- Information supplied -
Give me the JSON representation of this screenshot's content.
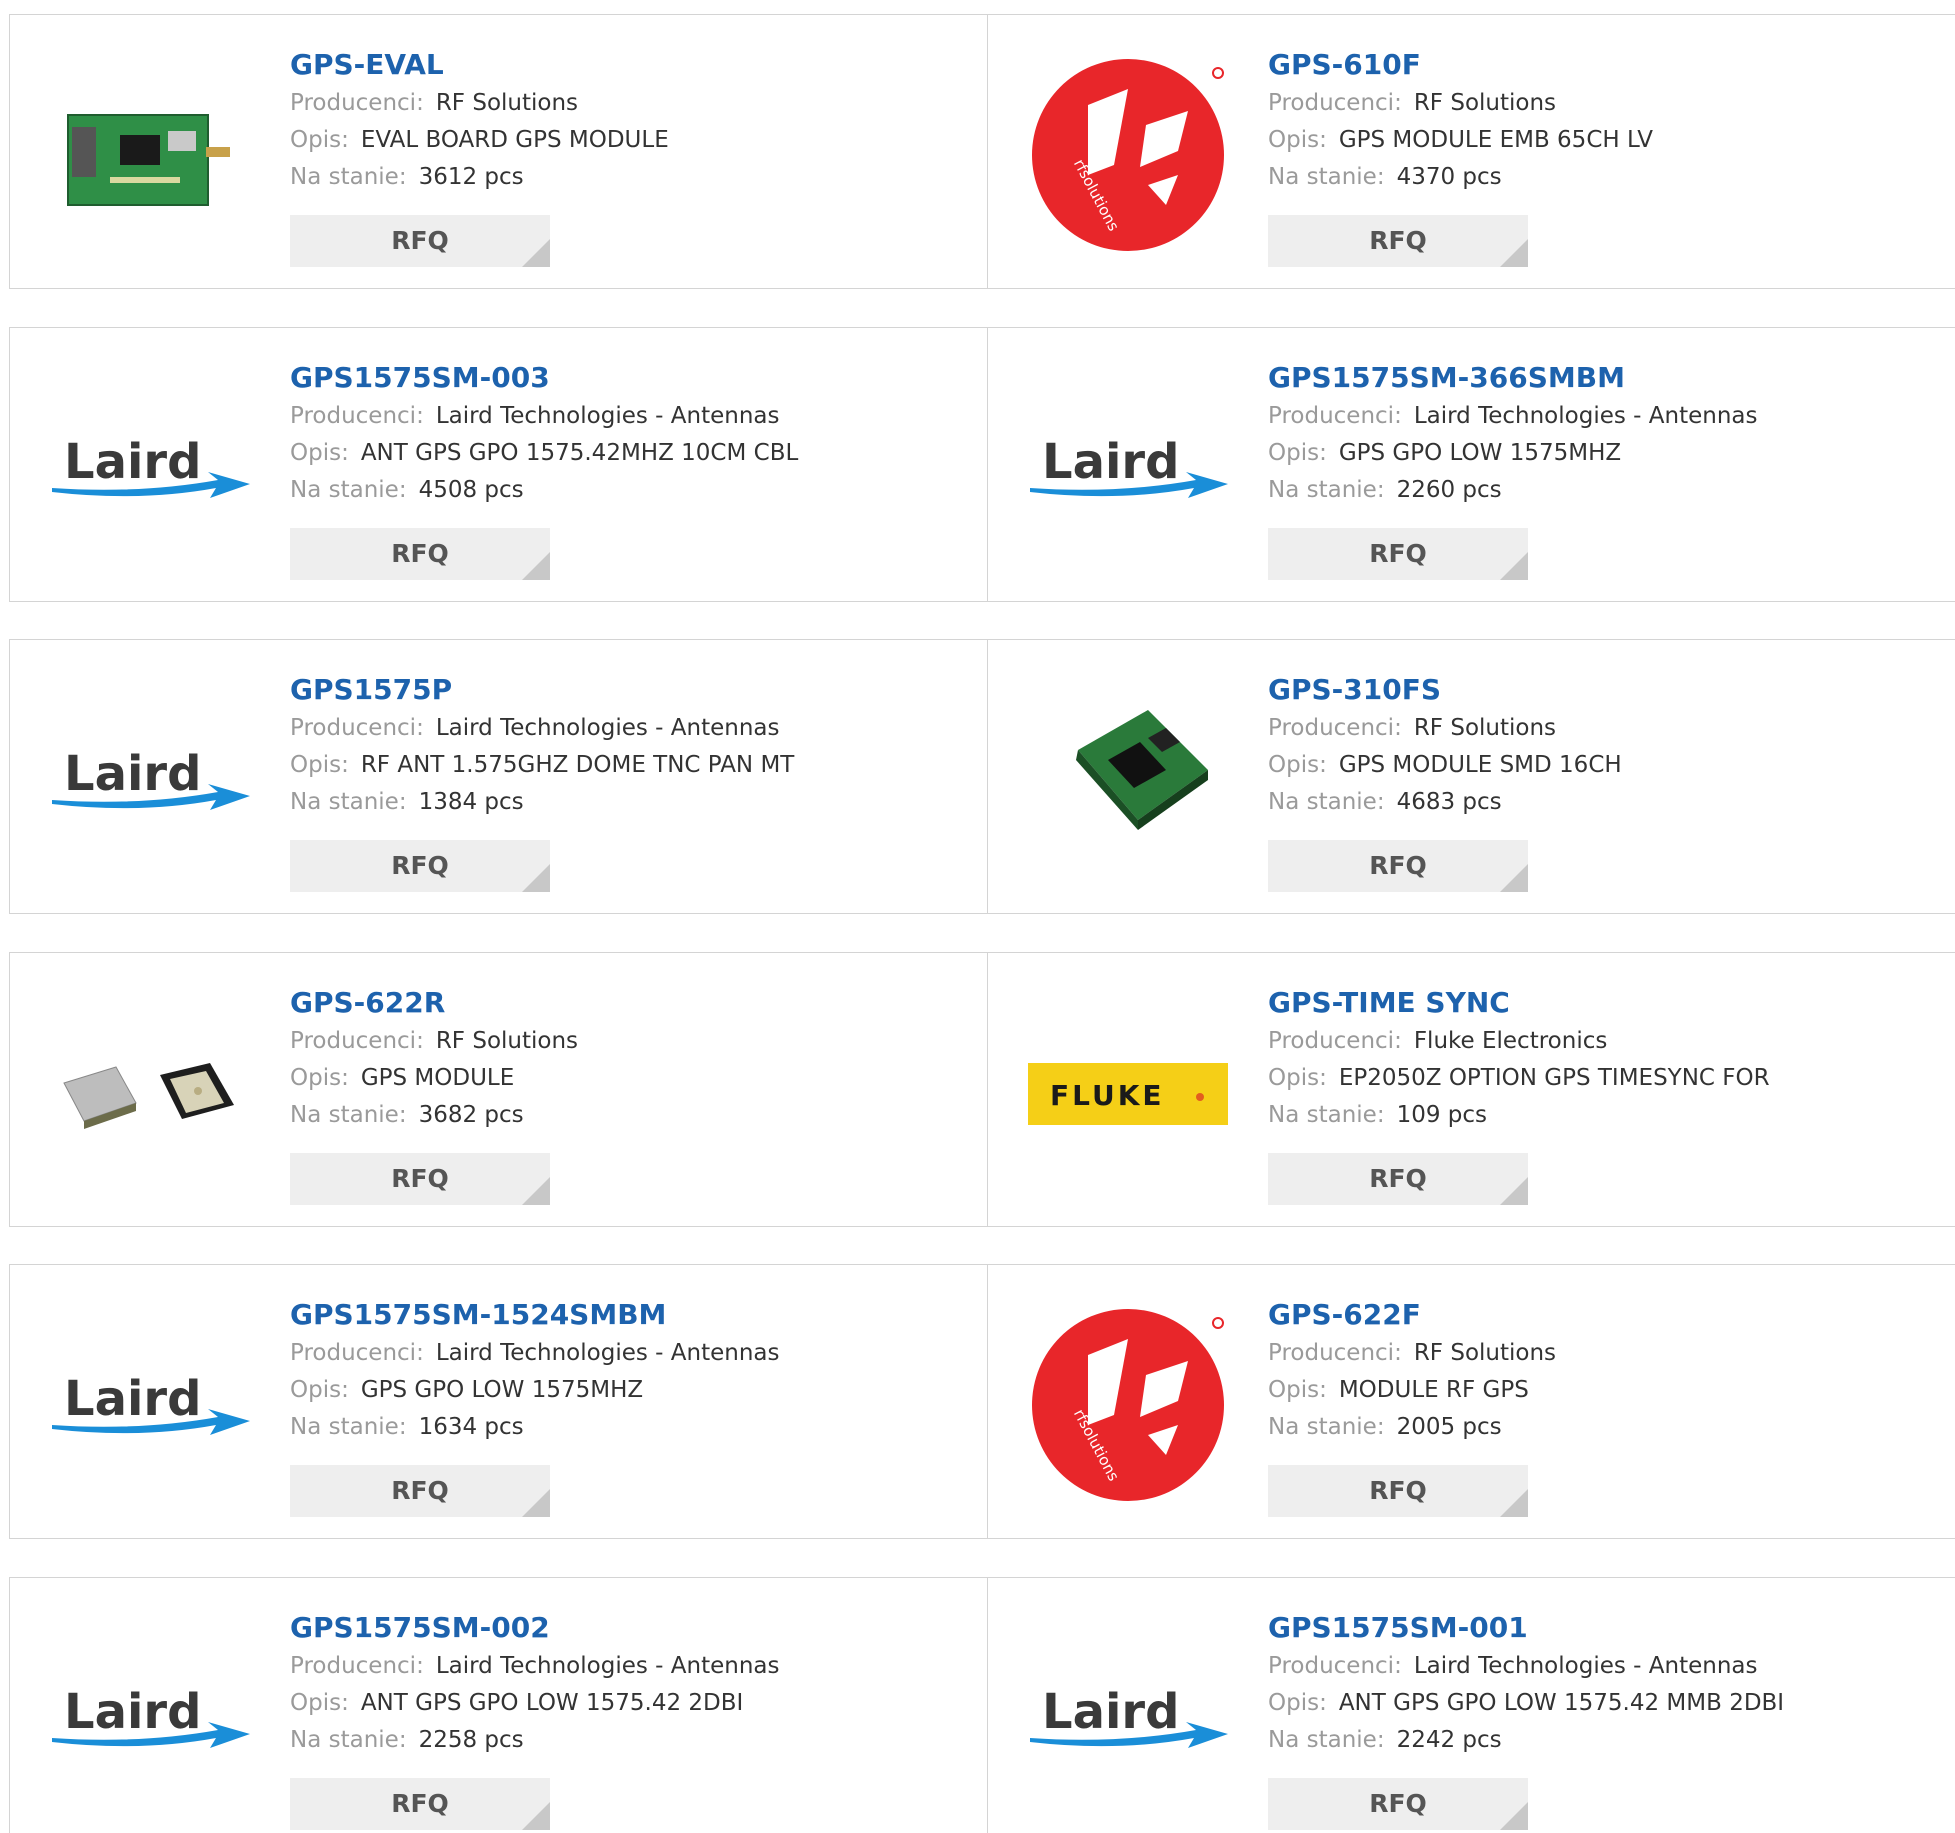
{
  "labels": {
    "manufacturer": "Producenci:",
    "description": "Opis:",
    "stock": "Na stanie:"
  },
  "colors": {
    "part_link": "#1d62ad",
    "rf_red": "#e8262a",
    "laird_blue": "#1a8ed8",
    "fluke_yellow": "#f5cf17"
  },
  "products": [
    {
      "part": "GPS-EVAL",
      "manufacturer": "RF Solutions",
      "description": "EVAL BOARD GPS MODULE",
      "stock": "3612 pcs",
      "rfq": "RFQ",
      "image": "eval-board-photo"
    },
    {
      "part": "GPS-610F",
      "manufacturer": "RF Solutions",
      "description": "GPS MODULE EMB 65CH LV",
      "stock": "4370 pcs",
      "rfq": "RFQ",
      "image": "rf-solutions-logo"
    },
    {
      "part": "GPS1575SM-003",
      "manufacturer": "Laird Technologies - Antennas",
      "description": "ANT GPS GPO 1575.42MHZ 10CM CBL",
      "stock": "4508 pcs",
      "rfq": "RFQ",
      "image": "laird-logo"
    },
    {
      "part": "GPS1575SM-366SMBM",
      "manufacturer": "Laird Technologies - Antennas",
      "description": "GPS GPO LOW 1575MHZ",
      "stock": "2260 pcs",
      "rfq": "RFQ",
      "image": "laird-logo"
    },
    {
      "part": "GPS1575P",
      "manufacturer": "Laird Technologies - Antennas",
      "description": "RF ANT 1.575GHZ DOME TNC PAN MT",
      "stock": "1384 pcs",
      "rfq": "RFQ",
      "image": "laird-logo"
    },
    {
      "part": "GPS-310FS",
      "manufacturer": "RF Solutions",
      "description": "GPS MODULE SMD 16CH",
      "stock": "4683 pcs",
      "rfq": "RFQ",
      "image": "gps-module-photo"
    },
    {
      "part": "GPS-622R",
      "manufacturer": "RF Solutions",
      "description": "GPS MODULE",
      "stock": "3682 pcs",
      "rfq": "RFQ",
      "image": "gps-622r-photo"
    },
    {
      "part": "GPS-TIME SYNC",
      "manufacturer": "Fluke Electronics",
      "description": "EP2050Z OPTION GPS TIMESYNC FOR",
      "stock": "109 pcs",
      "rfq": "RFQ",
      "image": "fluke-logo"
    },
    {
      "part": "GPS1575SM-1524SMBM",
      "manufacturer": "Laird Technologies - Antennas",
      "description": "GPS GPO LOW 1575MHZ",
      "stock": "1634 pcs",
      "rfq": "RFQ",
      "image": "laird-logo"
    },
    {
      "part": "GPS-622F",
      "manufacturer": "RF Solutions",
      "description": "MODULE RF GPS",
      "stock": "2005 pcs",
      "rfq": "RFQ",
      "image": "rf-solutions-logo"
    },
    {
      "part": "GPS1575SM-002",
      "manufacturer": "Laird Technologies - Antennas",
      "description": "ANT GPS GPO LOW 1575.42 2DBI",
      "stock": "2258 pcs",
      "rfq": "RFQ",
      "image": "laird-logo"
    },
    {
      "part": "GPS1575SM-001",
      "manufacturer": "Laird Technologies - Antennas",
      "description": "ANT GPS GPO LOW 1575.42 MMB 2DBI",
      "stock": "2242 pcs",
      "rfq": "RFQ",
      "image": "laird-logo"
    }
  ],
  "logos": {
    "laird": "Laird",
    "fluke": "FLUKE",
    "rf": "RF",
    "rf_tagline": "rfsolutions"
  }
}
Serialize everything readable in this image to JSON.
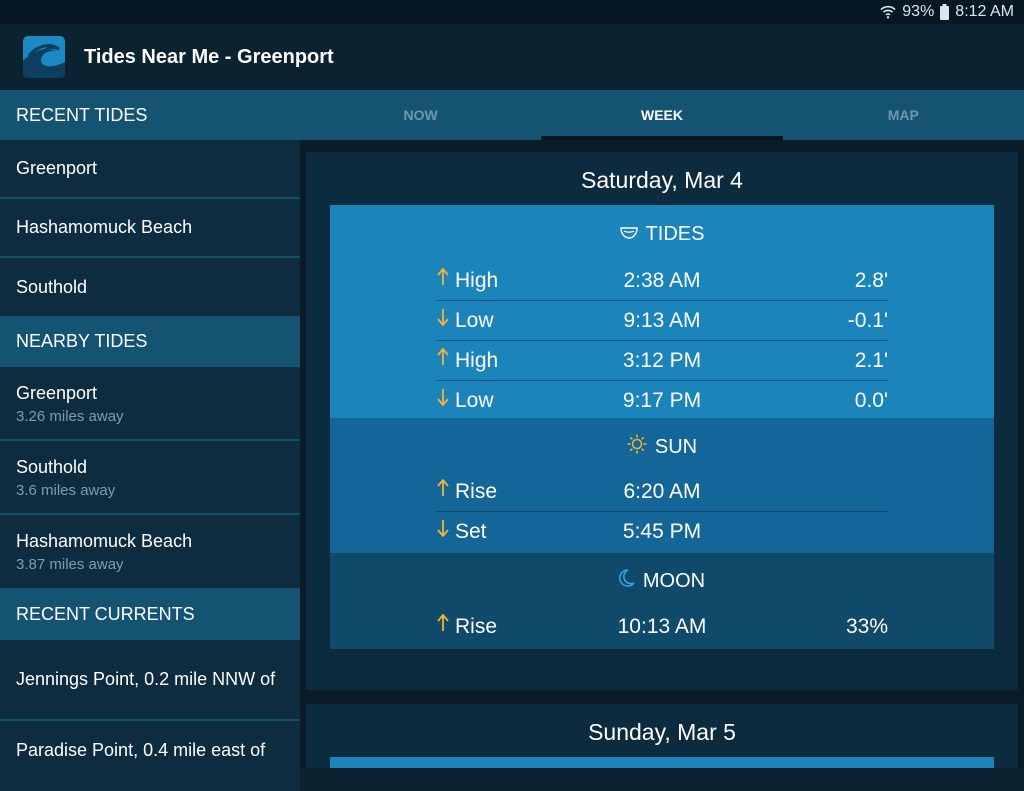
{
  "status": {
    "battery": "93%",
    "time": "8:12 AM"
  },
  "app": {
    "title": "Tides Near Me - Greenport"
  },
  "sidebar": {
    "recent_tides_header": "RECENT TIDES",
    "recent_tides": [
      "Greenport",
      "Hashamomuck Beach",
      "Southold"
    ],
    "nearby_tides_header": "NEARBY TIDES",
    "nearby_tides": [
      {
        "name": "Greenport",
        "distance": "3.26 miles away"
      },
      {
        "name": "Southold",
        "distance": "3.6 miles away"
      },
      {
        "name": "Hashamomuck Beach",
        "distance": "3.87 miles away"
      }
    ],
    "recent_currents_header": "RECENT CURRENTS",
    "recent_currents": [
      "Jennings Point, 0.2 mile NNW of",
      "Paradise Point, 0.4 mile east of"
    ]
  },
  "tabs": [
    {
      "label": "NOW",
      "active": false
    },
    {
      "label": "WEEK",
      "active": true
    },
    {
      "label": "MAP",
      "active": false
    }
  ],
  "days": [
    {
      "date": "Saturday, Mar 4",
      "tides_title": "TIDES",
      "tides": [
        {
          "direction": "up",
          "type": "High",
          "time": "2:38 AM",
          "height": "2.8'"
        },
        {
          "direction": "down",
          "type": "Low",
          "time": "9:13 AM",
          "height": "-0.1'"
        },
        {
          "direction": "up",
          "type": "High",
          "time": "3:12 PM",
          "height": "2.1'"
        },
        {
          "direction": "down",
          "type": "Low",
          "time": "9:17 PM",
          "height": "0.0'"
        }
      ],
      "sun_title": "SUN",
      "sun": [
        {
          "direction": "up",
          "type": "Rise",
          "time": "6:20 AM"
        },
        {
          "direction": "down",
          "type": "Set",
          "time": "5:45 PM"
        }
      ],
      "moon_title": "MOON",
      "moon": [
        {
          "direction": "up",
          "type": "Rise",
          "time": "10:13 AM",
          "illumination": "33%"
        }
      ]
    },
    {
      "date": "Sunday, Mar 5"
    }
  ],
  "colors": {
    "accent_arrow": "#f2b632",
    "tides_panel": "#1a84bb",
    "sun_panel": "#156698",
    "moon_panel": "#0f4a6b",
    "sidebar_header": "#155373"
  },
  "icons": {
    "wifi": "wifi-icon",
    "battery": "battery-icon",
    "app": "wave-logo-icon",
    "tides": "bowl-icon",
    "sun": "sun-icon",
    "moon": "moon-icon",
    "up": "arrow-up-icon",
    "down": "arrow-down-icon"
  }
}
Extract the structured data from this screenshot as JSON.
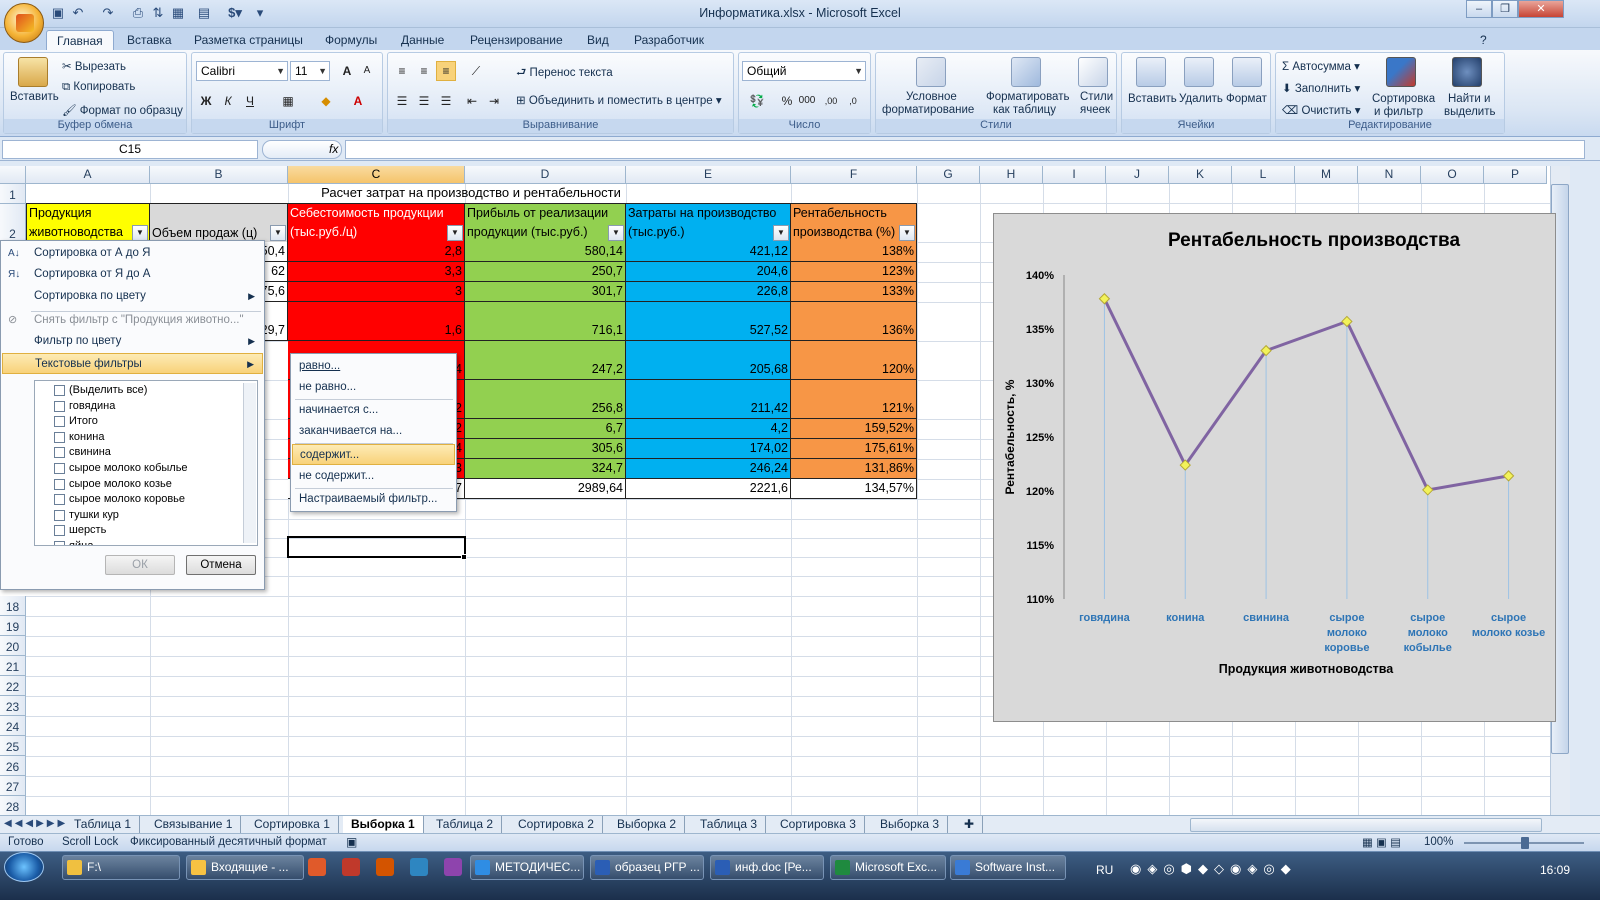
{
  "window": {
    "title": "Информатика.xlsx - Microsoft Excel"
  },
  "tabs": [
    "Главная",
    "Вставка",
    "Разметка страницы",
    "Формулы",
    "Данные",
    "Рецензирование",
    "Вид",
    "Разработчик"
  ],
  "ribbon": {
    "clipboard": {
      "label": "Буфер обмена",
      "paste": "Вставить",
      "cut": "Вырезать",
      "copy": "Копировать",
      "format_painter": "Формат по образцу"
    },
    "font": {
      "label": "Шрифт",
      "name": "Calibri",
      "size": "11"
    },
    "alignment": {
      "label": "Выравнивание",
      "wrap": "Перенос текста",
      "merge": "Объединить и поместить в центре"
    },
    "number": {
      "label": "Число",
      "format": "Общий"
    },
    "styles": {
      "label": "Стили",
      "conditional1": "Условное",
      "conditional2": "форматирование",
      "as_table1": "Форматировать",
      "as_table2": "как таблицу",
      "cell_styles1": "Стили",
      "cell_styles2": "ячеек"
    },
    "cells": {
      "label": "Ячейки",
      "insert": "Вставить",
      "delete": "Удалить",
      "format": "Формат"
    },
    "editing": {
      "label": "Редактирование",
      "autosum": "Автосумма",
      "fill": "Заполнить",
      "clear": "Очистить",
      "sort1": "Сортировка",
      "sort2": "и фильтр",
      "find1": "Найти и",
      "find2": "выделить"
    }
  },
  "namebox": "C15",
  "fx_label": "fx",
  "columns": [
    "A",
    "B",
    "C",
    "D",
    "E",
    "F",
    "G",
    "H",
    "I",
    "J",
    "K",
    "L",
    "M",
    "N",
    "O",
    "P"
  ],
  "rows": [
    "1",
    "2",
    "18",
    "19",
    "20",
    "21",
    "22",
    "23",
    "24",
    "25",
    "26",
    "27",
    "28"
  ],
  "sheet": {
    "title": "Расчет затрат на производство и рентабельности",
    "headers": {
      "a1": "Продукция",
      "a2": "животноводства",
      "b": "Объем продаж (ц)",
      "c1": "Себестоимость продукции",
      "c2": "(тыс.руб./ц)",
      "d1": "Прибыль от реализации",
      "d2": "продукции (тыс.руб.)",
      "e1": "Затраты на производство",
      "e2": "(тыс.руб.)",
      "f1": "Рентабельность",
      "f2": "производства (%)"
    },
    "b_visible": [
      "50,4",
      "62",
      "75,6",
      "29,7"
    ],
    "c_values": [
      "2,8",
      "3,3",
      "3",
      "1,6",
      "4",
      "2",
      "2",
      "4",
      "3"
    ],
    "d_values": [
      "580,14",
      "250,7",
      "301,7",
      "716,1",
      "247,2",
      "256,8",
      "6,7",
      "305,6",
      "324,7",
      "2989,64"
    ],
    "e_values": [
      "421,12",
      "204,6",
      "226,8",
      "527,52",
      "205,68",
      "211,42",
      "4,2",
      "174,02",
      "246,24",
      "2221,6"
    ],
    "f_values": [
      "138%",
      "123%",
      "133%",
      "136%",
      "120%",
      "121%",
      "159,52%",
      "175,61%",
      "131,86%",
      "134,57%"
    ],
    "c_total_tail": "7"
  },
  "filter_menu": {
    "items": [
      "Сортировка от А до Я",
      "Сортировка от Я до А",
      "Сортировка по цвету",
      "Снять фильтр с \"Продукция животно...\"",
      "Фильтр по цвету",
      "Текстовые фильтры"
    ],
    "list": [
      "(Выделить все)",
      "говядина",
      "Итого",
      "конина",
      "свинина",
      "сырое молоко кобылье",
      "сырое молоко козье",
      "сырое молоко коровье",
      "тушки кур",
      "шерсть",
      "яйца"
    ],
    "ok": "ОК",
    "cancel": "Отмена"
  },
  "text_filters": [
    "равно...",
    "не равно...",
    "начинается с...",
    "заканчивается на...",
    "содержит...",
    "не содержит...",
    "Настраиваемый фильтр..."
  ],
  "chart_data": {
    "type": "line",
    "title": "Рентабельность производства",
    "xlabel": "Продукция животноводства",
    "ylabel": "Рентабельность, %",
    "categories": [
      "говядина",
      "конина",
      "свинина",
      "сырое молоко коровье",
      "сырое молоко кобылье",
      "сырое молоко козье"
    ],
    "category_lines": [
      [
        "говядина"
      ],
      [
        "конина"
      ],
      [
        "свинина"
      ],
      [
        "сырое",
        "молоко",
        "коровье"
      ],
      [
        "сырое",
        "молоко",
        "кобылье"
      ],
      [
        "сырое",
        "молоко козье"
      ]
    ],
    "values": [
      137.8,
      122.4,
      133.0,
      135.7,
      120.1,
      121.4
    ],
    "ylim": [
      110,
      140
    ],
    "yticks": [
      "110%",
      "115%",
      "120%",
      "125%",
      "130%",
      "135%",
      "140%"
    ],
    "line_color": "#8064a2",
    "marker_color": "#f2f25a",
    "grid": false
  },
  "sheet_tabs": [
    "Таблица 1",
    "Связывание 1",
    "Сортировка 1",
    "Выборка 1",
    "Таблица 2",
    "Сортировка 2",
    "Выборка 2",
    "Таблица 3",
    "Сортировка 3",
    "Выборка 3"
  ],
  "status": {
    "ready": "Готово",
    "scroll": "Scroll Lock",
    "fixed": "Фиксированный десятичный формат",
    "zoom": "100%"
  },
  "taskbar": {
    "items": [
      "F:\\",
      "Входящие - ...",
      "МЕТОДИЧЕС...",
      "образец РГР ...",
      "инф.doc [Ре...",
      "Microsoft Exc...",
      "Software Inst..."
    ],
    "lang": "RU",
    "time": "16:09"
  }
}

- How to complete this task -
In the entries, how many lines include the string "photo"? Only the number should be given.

- Task response -
3